→ **TASK STATEMENT**
In full and without deviation, reproduce the records that follow.

START DATASET RECORDS

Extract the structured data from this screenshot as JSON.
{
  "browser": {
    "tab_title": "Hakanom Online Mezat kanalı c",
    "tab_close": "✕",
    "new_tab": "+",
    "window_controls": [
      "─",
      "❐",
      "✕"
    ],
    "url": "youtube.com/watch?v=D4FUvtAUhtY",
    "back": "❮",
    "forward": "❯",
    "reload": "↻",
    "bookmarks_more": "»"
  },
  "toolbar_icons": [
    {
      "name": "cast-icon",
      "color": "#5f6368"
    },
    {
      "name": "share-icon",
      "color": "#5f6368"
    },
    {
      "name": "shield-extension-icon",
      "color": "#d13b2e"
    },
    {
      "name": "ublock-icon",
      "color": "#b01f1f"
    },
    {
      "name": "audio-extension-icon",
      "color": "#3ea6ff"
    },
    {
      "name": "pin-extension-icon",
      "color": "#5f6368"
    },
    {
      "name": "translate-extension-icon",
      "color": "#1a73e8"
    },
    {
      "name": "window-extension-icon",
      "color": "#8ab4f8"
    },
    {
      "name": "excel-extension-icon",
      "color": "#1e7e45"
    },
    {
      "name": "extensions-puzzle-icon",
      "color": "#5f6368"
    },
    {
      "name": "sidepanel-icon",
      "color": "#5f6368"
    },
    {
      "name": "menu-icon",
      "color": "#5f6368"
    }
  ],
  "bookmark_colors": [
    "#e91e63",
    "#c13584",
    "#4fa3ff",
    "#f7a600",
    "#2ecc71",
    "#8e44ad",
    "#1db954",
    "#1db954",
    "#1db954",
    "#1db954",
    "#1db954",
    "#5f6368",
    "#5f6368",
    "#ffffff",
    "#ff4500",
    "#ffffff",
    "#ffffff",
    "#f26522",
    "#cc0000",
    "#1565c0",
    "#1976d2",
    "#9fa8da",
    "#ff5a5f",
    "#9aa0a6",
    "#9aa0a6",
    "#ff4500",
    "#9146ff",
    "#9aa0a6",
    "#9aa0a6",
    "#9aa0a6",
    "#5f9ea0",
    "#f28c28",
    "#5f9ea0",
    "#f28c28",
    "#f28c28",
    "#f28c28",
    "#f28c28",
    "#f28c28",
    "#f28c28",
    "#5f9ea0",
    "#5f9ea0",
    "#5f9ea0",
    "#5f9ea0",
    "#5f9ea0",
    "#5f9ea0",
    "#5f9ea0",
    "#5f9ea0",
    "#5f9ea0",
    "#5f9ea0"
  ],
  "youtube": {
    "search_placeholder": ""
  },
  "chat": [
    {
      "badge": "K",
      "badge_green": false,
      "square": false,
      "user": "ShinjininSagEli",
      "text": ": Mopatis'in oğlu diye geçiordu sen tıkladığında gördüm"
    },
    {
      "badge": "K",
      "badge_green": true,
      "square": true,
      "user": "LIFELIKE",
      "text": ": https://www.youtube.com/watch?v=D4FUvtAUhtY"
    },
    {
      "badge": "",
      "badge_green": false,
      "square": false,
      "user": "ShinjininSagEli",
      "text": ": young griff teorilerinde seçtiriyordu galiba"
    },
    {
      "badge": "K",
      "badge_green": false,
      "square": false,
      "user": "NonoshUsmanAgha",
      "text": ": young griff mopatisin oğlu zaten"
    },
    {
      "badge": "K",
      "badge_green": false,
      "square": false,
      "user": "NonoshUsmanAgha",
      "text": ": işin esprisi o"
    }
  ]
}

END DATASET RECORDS

→ **ANSWER BOX**
Extract the structured data from this screenshot as JSON.
{
  "browser": {
    "tab_title": "Hakanom Online Mezat kanalı c",
    "tab_close": "✕",
    "new_tab": "+",
    "window_controls": [
      "─",
      "❐",
      "✕"
    ],
    "url": "youtube.com/watch?v=D4FUvtAUhtY",
    "back": "❮",
    "forward": "❯",
    "reload": "↻",
    "bookmarks_more": "»"
  },
  "toolbar_icons": [
    {
      "name": "cast-icon",
      "color": "#5f6368"
    },
    {
      "name": "share-icon",
      "color": "#5f6368"
    },
    {
      "name": "shield-extension-icon",
      "color": "#d13b2e"
    },
    {
      "name": "ublock-icon",
      "color": "#b01f1f"
    },
    {
      "name": "audio-extension-icon",
      "color": "#3ea6ff"
    },
    {
      "name": "pin-extension-icon",
      "color": "#5f6368"
    },
    {
      "name": "translate-extension-icon",
      "color": "#1a73e8"
    },
    {
      "name": "window-extension-icon",
      "color": "#8ab4f8"
    },
    {
      "name": "excel-extension-icon",
      "color": "#1e7e45"
    },
    {
      "name": "extensions-puzzle-icon",
      "color": "#5f6368"
    },
    {
      "name": "sidepanel-icon",
      "color": "#5f6368"
    },
    {
      "name": "menu-icon",
      "color": "#5f6368"
    }
  ],
  "bookmark_colors": [
    "#e91e63",
    "#c13584",
    "#4fa3ff",
    "#f7a600",
    "#2ecc71",
    "#8e44ad",
    "#1db954",
    "#1db954",
    "#1db954",
    "#1db954",
    "#1db954",
    "#5f6368",
    "#5f6368",
    "#ffffff",
    "#ff4500",
    "#ffffff",
    "#ffffff",
    "#f26522",
    "#cc0000",
    "#1565c0",
    "#1976d2",
    "#9fa8da",
    "#ff5a5f",
    "#9aa0a6",
    "#9aa0a6",
    "#ff4500",
    "#9146ff",
    "#9aa0a6",
    "#9aa0a6",
    "#9aa0a6",
    "#5f9ea0",
    "#f28c28",
    "#5f9ea0",
    "#f28c28",
    "#f28c28",
    "#f28c28",
    "#f28c28",
    "#f28c28",
    "#f28c28",
    "#5f9ea0",
    "#5f9ea0",
    "#5f9ea0",
    "#5f9ea0",
    "#5f9ea0",
    "#5f9ea0",
    "#5f9ea0",
    "#5f9ea0",
    "#5f9ea0",
    "#5f9ea0"
  ],
  "youtube": {
    "search_placeholder": ""
  },
  "chat": [
    {
      "badge": "K",
      "badge_green": false,
      "square": false,
      "user": "ShinjininSagEli",
      "text": ": Mopatis'in oğlu diye geçiordu sen tıkladığında gördüm"
    },
    {
      "badge": "K",
      "badge_green": true,
      "square": true,
      "user": "LIFELIKE",
      "text": ": https://www.youtube.com/watch?v=D4FUvtAUhtY"
    },
    {
      "badge": "",
      "badge_green": false,
      "square": false,
      "user": "ShinjininSagEli",
      "text": ": young griff teorilerinde seçtiriyordu galiba"
    },
    {
      "badge": "K",
      "badge_green": false,
      "square": false,
      "user": "NonoshUsmanAgha",
      "text": ": young griff mopatisin oğlu zaten"
    },
    {
      "badge": "K",
      "badge_green": false,
      "square": false,
      "user": "NonoshUsmanAgha",
      "text": ": işin esprisi o"
    }
  ]
}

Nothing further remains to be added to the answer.